Maier also explained that the radar data are capable for coherent change detection, an AI-driven process that compares images and alerts an operator if the scenery has changed. This could provide vital strategic intelligence for an area that is being monitored, for example if a mine or IED has been dug into the ground, or if a formation of vehicles has moved.
“This is not done by flying over the area, but can be done from 35km away – you will not see the aircraft, helicopter or UAV.”
Product Manager Airborne ISR Radars
The Difference – Tile-Array Architecture
One of the biggest innovations for PrecISR is on the “front-end” antenna, which is an evolution of traditional active electronically scanned array (AESA) radar technology. HENSOLDT’s PrecISR antenna uses what is known as a tile-array architecture, which sees high-density transmit/receive (T/R) elements mounted directly onto a printed circuit board (PCB).
The PCB incorporates all the radiofrequency (RF) microwave components, and unlike legacy AESA radars, does not require the addition of bulky cabling and equipment. “The tiles make it so compact, yet so powerful,” explained Maier.
The PrecISR also utilises Gallium Nitride (GaN) semi-conductor technology, instead of Gallium Arsenide (GaAs), which results in double power output for the radar but in a much smaller footprint than was possible before. This results in increased performance and precision, as well as far greater distances that the radar can cover.
But the innovation doesn’t stop there.
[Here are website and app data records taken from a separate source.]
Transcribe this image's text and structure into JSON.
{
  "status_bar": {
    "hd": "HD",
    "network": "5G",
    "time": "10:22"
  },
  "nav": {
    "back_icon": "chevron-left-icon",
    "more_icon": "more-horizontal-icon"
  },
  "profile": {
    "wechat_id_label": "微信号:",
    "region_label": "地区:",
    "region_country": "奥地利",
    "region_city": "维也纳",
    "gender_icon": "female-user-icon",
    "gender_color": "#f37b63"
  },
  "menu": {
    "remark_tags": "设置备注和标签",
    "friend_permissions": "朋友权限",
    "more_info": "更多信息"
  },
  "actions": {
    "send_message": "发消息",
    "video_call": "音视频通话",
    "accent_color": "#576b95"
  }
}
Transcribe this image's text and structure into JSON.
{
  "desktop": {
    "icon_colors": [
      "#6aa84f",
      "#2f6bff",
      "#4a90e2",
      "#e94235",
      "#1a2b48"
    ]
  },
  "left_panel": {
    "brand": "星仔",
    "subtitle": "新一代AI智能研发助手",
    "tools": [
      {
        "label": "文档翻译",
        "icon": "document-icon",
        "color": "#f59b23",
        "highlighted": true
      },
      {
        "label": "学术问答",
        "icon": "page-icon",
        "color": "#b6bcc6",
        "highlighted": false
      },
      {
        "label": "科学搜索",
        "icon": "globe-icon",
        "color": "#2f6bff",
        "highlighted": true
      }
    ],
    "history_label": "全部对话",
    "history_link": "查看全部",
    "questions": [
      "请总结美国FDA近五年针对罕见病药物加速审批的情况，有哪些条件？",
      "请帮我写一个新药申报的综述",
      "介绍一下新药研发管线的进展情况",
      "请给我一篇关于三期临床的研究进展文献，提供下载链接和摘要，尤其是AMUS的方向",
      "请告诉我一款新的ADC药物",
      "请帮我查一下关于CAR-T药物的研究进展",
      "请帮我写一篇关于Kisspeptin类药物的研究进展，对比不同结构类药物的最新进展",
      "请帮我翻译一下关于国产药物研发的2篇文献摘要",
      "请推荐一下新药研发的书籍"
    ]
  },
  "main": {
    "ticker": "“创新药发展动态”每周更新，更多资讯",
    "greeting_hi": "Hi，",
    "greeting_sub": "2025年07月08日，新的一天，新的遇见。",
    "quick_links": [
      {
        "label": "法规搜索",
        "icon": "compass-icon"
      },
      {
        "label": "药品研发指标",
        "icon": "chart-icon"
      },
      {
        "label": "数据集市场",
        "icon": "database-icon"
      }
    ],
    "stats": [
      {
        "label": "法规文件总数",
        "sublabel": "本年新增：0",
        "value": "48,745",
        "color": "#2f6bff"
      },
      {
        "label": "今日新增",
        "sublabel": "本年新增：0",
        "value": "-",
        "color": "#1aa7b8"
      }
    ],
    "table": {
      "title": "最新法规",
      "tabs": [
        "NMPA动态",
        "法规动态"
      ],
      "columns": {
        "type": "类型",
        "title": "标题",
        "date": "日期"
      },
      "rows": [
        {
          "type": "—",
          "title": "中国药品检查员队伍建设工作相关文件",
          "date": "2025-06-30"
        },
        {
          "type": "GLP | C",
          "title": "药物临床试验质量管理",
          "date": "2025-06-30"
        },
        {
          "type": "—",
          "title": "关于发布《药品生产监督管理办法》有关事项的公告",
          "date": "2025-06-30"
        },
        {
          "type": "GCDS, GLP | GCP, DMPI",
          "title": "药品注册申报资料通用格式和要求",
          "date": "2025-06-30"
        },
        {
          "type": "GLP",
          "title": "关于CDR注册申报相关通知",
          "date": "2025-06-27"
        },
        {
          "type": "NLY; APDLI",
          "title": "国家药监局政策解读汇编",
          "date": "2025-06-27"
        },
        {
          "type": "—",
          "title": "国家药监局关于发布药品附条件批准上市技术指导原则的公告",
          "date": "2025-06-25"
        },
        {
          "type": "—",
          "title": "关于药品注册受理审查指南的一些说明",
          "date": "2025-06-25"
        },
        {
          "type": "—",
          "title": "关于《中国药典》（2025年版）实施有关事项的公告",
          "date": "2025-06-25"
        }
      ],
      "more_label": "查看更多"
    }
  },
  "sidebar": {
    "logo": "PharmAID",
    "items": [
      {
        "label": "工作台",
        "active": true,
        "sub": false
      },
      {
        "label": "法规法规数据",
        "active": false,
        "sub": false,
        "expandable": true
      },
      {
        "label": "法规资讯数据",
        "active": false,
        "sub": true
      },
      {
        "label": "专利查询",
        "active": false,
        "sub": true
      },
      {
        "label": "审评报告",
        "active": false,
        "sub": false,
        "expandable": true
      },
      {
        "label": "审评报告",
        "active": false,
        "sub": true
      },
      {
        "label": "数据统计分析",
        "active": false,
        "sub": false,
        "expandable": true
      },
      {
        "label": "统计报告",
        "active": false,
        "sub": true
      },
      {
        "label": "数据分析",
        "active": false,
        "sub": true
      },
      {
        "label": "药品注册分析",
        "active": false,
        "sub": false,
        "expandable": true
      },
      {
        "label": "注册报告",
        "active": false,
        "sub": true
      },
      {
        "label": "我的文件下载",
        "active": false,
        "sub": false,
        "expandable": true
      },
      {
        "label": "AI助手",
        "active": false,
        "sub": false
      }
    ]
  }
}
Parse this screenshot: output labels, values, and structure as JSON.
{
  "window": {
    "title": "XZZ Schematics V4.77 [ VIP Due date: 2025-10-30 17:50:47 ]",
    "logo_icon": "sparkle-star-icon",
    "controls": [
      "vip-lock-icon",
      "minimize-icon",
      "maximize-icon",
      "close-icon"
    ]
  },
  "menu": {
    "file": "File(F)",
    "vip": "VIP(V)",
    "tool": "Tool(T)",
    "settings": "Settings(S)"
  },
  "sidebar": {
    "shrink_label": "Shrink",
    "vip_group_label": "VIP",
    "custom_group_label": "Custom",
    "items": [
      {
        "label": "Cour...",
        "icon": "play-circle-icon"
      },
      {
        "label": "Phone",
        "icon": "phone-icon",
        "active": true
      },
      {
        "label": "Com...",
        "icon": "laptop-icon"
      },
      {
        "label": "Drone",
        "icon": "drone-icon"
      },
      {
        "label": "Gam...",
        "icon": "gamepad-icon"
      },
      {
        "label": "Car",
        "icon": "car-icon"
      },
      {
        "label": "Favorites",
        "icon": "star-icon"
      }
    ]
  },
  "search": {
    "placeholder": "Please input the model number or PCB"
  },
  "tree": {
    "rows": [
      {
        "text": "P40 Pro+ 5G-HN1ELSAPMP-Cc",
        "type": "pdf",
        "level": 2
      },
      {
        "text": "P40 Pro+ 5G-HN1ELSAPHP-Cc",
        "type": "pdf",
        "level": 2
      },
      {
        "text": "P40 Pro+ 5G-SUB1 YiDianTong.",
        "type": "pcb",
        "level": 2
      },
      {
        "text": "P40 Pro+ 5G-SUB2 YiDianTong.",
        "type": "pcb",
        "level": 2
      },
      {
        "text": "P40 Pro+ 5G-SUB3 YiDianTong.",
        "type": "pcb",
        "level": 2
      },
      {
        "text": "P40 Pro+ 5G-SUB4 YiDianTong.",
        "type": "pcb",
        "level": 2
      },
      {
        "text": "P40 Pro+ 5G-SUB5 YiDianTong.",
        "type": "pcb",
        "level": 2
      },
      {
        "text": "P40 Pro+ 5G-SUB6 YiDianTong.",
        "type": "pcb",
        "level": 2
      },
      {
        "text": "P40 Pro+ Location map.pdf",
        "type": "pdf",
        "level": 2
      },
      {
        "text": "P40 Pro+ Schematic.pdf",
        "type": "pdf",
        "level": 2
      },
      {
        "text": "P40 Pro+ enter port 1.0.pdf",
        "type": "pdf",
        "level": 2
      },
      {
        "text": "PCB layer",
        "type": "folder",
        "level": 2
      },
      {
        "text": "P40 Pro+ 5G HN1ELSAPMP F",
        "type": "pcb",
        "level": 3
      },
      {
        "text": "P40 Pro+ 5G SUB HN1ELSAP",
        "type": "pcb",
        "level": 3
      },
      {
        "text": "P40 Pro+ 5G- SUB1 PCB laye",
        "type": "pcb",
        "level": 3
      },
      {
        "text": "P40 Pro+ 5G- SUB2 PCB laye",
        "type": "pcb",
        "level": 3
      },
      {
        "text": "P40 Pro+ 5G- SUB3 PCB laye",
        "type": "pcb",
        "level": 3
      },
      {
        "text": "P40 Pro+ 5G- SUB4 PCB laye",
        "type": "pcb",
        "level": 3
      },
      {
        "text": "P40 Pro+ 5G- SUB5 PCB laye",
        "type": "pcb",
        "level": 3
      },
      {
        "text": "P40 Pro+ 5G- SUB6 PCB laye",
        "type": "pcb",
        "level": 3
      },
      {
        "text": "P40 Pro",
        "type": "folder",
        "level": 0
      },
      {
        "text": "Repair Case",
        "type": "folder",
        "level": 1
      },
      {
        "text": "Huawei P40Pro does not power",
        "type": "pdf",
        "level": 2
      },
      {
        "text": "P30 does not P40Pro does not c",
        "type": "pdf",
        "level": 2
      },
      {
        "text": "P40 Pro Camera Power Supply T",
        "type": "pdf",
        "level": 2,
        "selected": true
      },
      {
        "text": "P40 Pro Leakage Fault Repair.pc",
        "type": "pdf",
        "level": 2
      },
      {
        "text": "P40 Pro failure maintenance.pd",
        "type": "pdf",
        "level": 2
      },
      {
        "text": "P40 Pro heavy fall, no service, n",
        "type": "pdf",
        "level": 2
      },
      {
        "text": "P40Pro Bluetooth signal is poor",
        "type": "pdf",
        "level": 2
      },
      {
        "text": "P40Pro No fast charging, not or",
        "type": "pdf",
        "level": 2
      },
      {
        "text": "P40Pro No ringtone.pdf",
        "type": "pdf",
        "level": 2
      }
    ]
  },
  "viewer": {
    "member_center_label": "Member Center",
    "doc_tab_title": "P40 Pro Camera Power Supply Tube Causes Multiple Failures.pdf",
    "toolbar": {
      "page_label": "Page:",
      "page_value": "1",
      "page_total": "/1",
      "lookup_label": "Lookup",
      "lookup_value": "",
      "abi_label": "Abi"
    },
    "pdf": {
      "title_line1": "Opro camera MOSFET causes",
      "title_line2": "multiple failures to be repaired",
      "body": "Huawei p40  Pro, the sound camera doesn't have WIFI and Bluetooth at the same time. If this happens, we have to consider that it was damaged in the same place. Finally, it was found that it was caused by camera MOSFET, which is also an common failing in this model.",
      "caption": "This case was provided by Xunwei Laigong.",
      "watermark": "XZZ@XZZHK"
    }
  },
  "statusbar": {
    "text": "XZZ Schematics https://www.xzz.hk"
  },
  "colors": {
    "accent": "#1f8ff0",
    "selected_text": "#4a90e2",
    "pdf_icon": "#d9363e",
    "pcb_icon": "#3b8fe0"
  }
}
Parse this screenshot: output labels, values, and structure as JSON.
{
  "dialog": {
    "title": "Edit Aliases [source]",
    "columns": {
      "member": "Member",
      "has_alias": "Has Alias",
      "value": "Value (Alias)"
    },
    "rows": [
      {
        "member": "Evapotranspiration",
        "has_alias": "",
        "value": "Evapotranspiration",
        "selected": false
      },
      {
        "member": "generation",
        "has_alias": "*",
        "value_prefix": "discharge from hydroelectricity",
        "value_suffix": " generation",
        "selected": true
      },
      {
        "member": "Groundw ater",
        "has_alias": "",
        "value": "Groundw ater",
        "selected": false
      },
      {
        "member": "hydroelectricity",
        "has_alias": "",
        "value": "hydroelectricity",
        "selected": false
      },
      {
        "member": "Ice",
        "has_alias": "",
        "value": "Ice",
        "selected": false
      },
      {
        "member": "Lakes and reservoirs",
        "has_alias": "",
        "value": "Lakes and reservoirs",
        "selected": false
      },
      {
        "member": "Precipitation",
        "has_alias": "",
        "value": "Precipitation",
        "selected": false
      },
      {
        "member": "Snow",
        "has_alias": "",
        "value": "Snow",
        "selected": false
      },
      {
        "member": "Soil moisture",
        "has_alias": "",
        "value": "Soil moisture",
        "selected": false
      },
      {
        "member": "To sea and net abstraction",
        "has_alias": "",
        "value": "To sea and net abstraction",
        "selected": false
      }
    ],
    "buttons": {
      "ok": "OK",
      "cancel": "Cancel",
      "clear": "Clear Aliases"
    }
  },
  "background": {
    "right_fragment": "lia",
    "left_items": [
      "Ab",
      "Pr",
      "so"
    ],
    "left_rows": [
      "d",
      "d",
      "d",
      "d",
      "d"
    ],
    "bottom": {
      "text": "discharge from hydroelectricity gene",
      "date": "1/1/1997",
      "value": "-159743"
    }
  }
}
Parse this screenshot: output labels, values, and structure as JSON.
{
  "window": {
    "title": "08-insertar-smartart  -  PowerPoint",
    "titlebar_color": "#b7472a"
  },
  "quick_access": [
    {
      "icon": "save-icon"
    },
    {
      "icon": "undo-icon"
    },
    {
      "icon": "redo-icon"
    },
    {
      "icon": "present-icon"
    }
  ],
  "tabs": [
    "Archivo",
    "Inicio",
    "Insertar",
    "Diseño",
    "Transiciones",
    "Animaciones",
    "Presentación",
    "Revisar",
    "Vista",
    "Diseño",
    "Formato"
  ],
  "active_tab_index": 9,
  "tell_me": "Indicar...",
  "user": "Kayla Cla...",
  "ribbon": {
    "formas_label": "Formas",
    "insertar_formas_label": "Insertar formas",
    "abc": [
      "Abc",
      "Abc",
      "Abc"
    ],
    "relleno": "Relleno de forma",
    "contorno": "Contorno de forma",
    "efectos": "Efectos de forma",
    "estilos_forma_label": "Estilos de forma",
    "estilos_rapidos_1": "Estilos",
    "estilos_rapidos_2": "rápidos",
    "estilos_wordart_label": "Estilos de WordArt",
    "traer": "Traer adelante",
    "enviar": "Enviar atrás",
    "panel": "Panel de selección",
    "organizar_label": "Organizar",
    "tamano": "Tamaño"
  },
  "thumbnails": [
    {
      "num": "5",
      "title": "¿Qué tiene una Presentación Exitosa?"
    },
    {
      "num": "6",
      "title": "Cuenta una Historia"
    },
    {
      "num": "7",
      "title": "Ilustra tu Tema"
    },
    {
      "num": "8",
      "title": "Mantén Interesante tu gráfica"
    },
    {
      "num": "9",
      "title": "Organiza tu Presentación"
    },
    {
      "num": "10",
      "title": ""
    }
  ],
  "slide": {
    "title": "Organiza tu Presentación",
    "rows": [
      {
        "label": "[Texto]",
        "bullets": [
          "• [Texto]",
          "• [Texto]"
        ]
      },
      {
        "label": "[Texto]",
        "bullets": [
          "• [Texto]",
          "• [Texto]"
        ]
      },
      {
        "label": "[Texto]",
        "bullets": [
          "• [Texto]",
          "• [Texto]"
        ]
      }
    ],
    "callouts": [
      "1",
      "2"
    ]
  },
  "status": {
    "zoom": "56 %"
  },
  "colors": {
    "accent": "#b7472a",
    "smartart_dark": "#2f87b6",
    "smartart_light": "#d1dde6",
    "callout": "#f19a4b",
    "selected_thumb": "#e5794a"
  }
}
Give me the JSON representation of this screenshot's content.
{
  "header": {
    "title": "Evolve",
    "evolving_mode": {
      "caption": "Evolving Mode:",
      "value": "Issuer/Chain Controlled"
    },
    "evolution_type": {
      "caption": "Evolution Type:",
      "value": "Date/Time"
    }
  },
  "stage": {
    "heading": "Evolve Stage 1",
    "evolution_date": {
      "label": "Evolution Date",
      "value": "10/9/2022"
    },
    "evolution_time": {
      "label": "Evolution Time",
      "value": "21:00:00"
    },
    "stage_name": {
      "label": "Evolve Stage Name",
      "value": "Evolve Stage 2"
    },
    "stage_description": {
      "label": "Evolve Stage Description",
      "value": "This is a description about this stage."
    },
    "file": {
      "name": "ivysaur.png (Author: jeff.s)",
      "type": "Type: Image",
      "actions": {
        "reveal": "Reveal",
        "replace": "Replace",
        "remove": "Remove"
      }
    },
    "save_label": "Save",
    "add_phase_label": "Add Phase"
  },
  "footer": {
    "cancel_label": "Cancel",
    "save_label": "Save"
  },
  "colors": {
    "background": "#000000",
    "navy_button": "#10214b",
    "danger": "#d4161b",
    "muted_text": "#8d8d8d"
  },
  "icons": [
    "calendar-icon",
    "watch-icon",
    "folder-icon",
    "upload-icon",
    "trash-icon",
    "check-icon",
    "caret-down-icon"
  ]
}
Unlike previous generations of radar where the “back end” processing units had to be separate from the radar and were normally inside the aircraft, the PrecISR incorporates all the radar electronics and processing on the radar itself without separate LRUs. This includes the latest generation GPUs as well as 5G technology, and all that is required to relay radar data to an operator station is an ethernet connection and mil-spec connectors.
This significantly eases integration and maintenance, especially as there is no need to connect separate LRUs within the cabin to the radar itself, which would often require a hole being cut in the fuselage and additional high-speed connections and wiring inside the aircraft.
“This costs a lot for the integrator and requires a new certification, but with PrecISR we do not penetrate the aircraft and you only mount it on the outside of the aircraft.”
Product Manager Airborne ISR Radars
Standard interfaces also mean that the radar can be easily integrated into a customer’s preferred mission system, and HENSOLDT can also offer various human-machine interface solutions such as the Radar Control & Display (RCD) that allows operators to be trained in just a few hours.
Plans – Scalable Radar for Future Growth
HENSOLDT’s PrecISR successfully passed its Factory Acceptance Test in March 2021 and has already been delivered to its first customer QinetiQ, a provider of airborne special mission operations and technical solutions. Demonstrations are ongoing with other potential customers in various configurations.
The PrecISR’s flexible and modular architecture means that the radar can be scaled to meet a customer’s specific requirement, both in fixed panel or gimbal mounted configurations.
The “front end” tile architecture described above means that the radar can be scaled up or scaled down – and HENSOLDT plans new variants of the PrecISR in the future with development already underway. The back end processing element also has significant growth potential, according to Maier. “If the customer wants to have more capabilities, it can be easily done,” he explained.
“We are far away from the limit of what the radar is capable of. Within the realms of physics, we can do it.”